A key question will be whether Alnylam will bless this spin-out or whether it will it try to undermine Arrowhead Research which has now gained access to, amongst other assets, Tekmira’s SNALP delivery technology and Alnylam’s own RNAi triggers. This could make the New Arrowhead a direct competitor of Alnylam, similar to Tekmira. While I am not sure yet whether Arrowhead management shares my view, but given the advancements of SNALP technology in the clinic, whilst DPCs have been stuck in pre-clinical for some time now, it would be obvious for Arrowhead to create near-term value by taking advantage of the well trodden path of advancing SNALP programs into the clinic. Of course, access to some of the newer lipids would be desirable.
For Arrowhead shareholders, this is likely a good deal given the depressed asset valuations in RNAi Therapeutics and Roche’s apparent desire to get out of RNAi Therapeutics. However, Roche will not be out entirely as it obtained a minority stake in Arrowhead and apparently retained licensing options and milestone/royalty streams to future products which are likely to be somewhat punitive considering that Arrowhead Research did not have much cash to offer.
Equally interesting for Arrowhead shareholders is a financing agreement with Lincoln Park Capital (LPC) under which LPC will provide up to $15M in funding over the next 3 years. Sounds familiar? If so, then you have probably seen LPC reach an almost identical deal with Marina Biotech just last week. The benefit for Arrowhead and
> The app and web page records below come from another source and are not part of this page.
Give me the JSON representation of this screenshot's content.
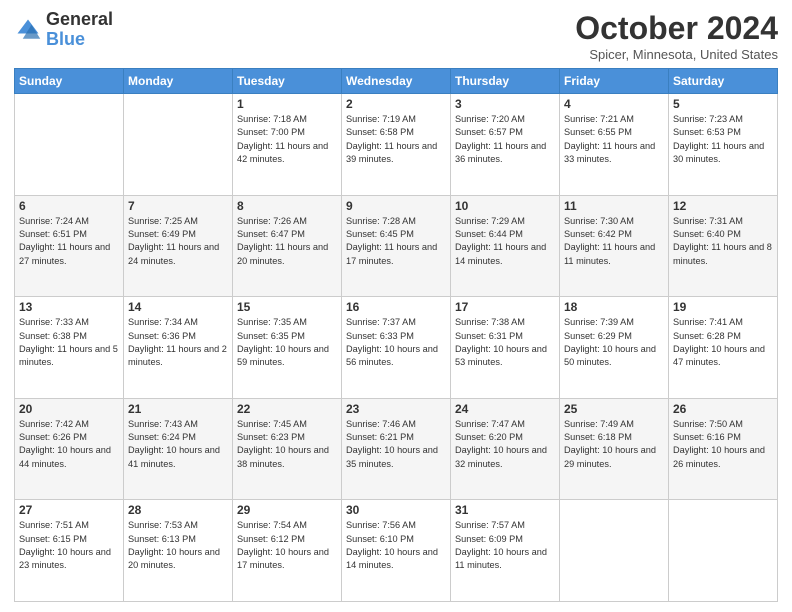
{
  "header": {
    "logo_general": "General",
    "logo_blue": "Blue",
    "title": "October 2024",
    "location": "Spicer, Minnesota, United States"
  },
  "weekdays": [
    "Sunday",
    "Monday",
    "Tuesday",
    "Wednesday",
    "Thursday",
    "Friday",
    "Saturday"
  ],
  "weeks": [
    [
      {
        "day": "",
        "sunrise": "",
        "sunset": "",
        "daylight": ""
      },
      {
        "day": "",
        "sunrise": "",
        "sunset": "",
        "daylight": ""
      },
      {
        "day": "1",
        "sunrise": "Sunrise: 7:18 AM",
        "sunset": "Sunset: 7:00 PM",
        "daylight": "Daylight: 11 hours and 42 minutes."
      },
      {
        "day": "2",
        "sunrise": "Sunrise: 7:19 AM",
        "sunset": "Sunset: 6:58 PM",
        "daylight": "Daylight: 11 hours and 39 minutes."
      },
      {
        "day": "3",
        "sunrise": "Sunrise: 7:20 AM",
        "sunset": "Sunset: 6:57 PM",
        "daylight": "Daylight: 11 hours and 36 minutes."
      },
      {
        "day": "4",
        "sunrise": "Sunrise: 7:21 AM",
        "sunset": "Sunset: 6:55 PM",
        "daylight": "Daylight: 11 hours and 33 minutes."
      },
      {
        "day": "5",
        "sunrise": "Sunrise: 7:23 AM",
        "sunset": "Sunset: 6:53 PM",
        "daylight": "Daylight: 11 hours and 30 minutes."
      }
    ],
    [
      {
        "day": "6",
        "sunrise": "Sunrise: 7:24 AM",
        "sunset": "Sunset: 6:51 PM",
        "daylight": "Daylight: 11 hours and 27 minutes."
      },
      {
        "day": "7",
        "sunrise": "Sunrise: 7:25 AM",
        "sunset": "Sunset: 6:49 PM",
        "daylight": "Daylight: 11 hours and 24 minutes."
      },
      {
        "day": "8",
        "sunrise": "Sunrise: 7:26 AM",
        "sunset": "Sunset: 6:47 PM",
        "daylight": "Daylight: 11 hours and 20 minutes."
      },
      {
        "day": "9",
        "sunrise": "Sunrise: 7:28 AM",
        "sunset": "Sunset: 6:45 PM",
        "daylight": "Daylight: 11 hours and 17 minutes."
      },
      {
        "day": "10",
        "sunrise": "Sunrise: 7:29 AM",
        "sunset": "Sunset: 6:44 PM",
        "daylight": "Daylight: 11 hours and 14 minutes."
      },
      {
        "day": "11",
        "sunrise": "Sunrise: 7:30 AM",
        "sunset": "Sunset: 6:42 PM",
        "daylight": "Daylight: 11 hours and 11 minutes."
      },
      {
        "day": "12",
        "sunrise": "Sunrise: 7:31 AM",
        "sunset": "Sunset: 6:40 PM",
        "daylight": "Daylight: 11 hours and 8 minutes."
      }
    ],
    [
      {
        "day": "13",
        "sunrise": "Sunrise: 7:33 AM",
        "sunset": "Sunset: 6:38 PM",
        "daylight": "Daylight: 11 hours and 5 minutes."
      },
      {
        "day": "14",
        "sunrise": "Sunrise: 7:34 AM",
        "sunset": "Sunset: 6:36 PM",
        "daylight": "Daylight: 11 hours and 2 minutes."
      },
      {
        "day": "15",
        "sunrise": "Sunrise: 7:35 AM",
        "sunset": "Sunset: 6:35 PM",
        "daylight": "Daylight: 10 hours and 59 minutes."
      },
      {
        "day": "16",
        "sunrise": "Sunrise: 7:37 AM",
        "sunset": "Sunset: 6:33 PM",
        "daylight": "Daylight: 10 hours and 56 minutes."
      },
      {
        "day": "17",
        "sunrise": "Sunrise: 7:38 AM",
        "sunset": "Sunset: 6:31 PM",
        "daylight": "Daylight: 10 hours and 53 minutes."
      },
      {
        "day": "18",
        "sunrise": "Sunrise: 7:39 AM",
        "sunset": "Sunset: 6:29 PM",
        "daylight": "Daylight: 10 hours and 50 minutes."
      },
      {
        "day": "19",
        "sunrise": "Sunrise: 7:41 AM",
        "sunset": "Sunset: 6:28 PM",
        "daylight": "Daylight: 10 hours and 47 minutes."
      }
    ],
    [
      {
        "day": "20",
        "sunrise": "Sunrise: 7:42 AM",
        "sunset": "Sunset: 6:26 PM",
        "daylight": "Daylight: 10 hours and 44 minutes."
      },
      {
        "day": "21",
        "sunrise": "Sunrise: 7:43 AM",
        "sunset": "Sunset: 6:24 PM",
        "daylight": "Daylight: 10 hours and 41 minutes."
      },
      {
        "day": "22",
        "sunrise": "Sunrise: 7:45 AM",
        "sunset": "Sunset: 6:23 PM",
        "daylight": "Daylight: 10 hours and 38 minutes."
      },
      {
        "day": "23",
        "sunrise": "Sunrise: 7:46 AM",
        "sunset": "Sunset: 6:21 PM",
        "daylight": "Daylight: 10 hours and 35 minutes."
      },
      {
        "day": "24",
        "sunrise": "Sunrise: 7:47 AM",
        "sunset": "Sunset: 6:20 PM",
        "daylight": "Daylight: 10 hours and 32 minutes."
      },
      {
        "day": "25",
        "sunrise": "Sunrise: 7:49 AM",
        "sunset": "Sunset: 6:18 PM",
        "daylight": "Daylight: 10 hours and 29 minutes."
      },
      {
        "day": "26",
        "sunrise": "Sunrise: 7:50 AM",
        "sunset": "Sunset: 6:16 PM",
        "daylight": "Daylight: 10 hours and 26 minutes."
      }
    ],
    [
      {
        "day": "27",
        "sunrise": "Sunrise: 7:51 AM",
        "sunset": "Sunset: 6:15 PM",
        "daylight": "Daylight: 10 hours and 23 minutes."
      },
      {
        "day": "28",
        "sunrise": "Sunrise: 7:53 AM",
        "sunset": "Sunset: 6:13 PM",
        "daylight": "Daylight: 10 hours and 20 minutes."
      },
      {
        "day": "29",
        "sunrise": "Sunrise: 7:54 AM",
        "sunset": "Sunset: 6:12 PM",
        "daylight": "Daylight: 10 hours and 17 minutes."
      },
      {
        "day": "30",
        "sunrise": "Sunrise: 7:56 AM",
        "sunset": "Sunset: 6:10 PM",
        "daylight": "Daylight: 10 hours and 14 minutes."
      },
      {
        "day": "31",
        "sunrise": "Sunrise: 7:57 AM",
        "sunset": "Sunset: 6:09 PM",
        "daylight": "Daylight: 10 hours and 11 minutes."
      },
      {
        "day": "",
        "sunrise": "",
        "sunset": "",
        "daylight": ""
      },
      {
        "day": "",
        "sunrise": "",
        "sunset": "",
        "daylight": ""
      }
    ]
  ]
}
* An earlier version incorrectly referred to the waiting period as two years.